Addressing psychiatry, A Mind of Your Own welcomes the invitation into new territory that the failure of pharmacological psychiatry offers. Will the profession accept that invitation? Will we accept it, when it comes, as individuals? Will we accept it as a civilization? As one of the defining diseases of our time, depression afflicts us on a collective level as well as a personal. Jimmy Carter identified it as “malaise.” It is hard to deny the signs: the going-through-the-motions, the lack of vision and direction, the feeling of being trapped in an intolerable but inescapable situation, a premonition of doom that swings from anxiety to panic to numbness, the feelings of powerlessness, the loss of agency, the deflation of former goals and ambitions. It was a telling moment when George W. Bush, hoping no doubt to rekindle that adventurous can-do spirit of the previous generation’s moon missions, announced the goal of a manned landing on Mars. Hooray, a new goal to incite our passion! It didn’t work, did it? Most of you probably don’t even remember the announcement. Inflated versions of old aspirations aren’t going to help. The old story that generated those aspirations is dying. It is time to stop fighting the invitation into the unknown that depression offers on a personal and collective level.

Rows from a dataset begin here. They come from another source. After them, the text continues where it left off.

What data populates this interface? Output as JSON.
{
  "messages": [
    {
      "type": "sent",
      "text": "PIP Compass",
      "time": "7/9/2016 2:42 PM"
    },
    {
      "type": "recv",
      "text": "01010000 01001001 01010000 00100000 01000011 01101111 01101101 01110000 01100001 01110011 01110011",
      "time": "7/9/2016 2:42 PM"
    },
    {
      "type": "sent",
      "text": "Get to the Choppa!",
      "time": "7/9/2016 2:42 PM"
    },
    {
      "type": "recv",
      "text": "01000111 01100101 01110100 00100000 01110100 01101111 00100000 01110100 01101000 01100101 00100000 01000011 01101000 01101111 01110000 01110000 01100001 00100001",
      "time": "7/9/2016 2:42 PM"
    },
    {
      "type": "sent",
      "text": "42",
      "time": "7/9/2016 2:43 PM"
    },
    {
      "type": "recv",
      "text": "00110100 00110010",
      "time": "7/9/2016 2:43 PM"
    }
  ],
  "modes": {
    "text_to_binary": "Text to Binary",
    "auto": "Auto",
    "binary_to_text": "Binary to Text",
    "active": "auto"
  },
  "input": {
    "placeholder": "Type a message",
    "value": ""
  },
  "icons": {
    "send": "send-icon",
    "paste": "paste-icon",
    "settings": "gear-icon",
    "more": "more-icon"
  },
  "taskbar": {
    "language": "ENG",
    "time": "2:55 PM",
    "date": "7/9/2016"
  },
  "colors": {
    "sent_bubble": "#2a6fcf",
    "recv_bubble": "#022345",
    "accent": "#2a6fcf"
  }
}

The age of the separate self is coming to an end. We can no longer stand to live in its boxes. I look forward to the day when psychiatric medication goes the way of lobotomy, electroshock therapy, straitjackets, and padded cells, to be followed by the demise of their kin in every realm: prisons, state surveillance, pesticides, genetic engineering, forced schooling, military occupation, confinement feedlots, the War on Drugs, economic austerity… the whole apparatus of domination and control. That is why, although it focuses on a small part of the bandwidth of suffering on this planet, A Mind of Your Own is a revolutionary book. I hope it reaches the many revolutionaries-in-the-making among the depressed, the anxious, the addicted – everyone who rebels against the story that rules our world.